To distinguish a male from a female is quite simple: only males have a bright blue color, and they are larger in size. Females have modestly colored: their scales are silver, sometimes with a bluish tint. Fish can spawn at intervals of two months.
In nature, males build conical mounds of sand with a hole at the top as a nest, and in aquariums, they usually dig small holes under the stones.
After completion of “construction”, males begin to chase females. This courtship is quite tough, sometimes the chosen ones have to hide from the active male. The female ready for spawning swims up to the prepared nest and lays 15-70 eggs in several stages. The male picks them up with his anal fin and fertilizes, after which the eggs are collected by the female in the mouth, where further development takes place.
At this time, the female does not eat anything. You can distinguish it by its stretched mouth. During this period, you should not expose the fish to stress, otherwise, it may swallow or lose its eggs.

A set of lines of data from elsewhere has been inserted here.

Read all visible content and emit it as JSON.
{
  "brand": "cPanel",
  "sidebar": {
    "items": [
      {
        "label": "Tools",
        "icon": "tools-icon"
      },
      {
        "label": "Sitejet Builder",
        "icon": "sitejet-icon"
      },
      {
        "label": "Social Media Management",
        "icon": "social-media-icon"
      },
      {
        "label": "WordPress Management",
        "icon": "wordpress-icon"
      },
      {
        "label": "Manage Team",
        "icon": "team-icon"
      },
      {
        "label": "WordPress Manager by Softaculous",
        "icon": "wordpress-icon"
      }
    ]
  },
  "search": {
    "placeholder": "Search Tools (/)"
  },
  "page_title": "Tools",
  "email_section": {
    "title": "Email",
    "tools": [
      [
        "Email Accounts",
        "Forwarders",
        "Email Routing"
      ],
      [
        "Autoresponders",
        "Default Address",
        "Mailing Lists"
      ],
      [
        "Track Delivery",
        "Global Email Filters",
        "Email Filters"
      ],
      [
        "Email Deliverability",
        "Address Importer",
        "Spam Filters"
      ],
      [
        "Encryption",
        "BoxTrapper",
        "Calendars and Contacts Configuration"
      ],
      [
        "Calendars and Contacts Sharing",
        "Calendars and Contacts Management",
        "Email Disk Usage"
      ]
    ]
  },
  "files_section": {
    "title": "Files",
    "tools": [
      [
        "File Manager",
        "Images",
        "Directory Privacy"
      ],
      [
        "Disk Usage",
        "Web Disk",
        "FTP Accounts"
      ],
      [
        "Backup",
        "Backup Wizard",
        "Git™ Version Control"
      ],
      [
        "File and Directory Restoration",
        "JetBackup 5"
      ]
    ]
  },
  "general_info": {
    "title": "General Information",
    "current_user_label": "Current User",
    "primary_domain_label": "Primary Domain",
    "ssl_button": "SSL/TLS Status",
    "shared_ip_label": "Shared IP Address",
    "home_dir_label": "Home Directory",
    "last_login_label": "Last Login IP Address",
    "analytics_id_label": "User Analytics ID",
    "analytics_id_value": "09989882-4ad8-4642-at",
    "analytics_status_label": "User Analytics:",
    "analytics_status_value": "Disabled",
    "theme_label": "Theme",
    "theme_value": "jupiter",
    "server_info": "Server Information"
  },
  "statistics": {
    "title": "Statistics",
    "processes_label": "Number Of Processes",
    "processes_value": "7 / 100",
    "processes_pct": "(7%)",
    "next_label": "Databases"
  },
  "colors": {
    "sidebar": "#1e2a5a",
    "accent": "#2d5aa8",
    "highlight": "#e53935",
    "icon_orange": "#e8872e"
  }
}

Incubation takes about 3 weeks, after which fully formed fry of fairly large size are born. If spawning took place in a separate container, the female should be returned to the general aquarium. As the haplochromis fry grows, they should be sorted to prevent cannibalism. At the age of about six months, it is already possible to determine the sex of the fry, and the fish reach sexual maturity when they reach 12 months.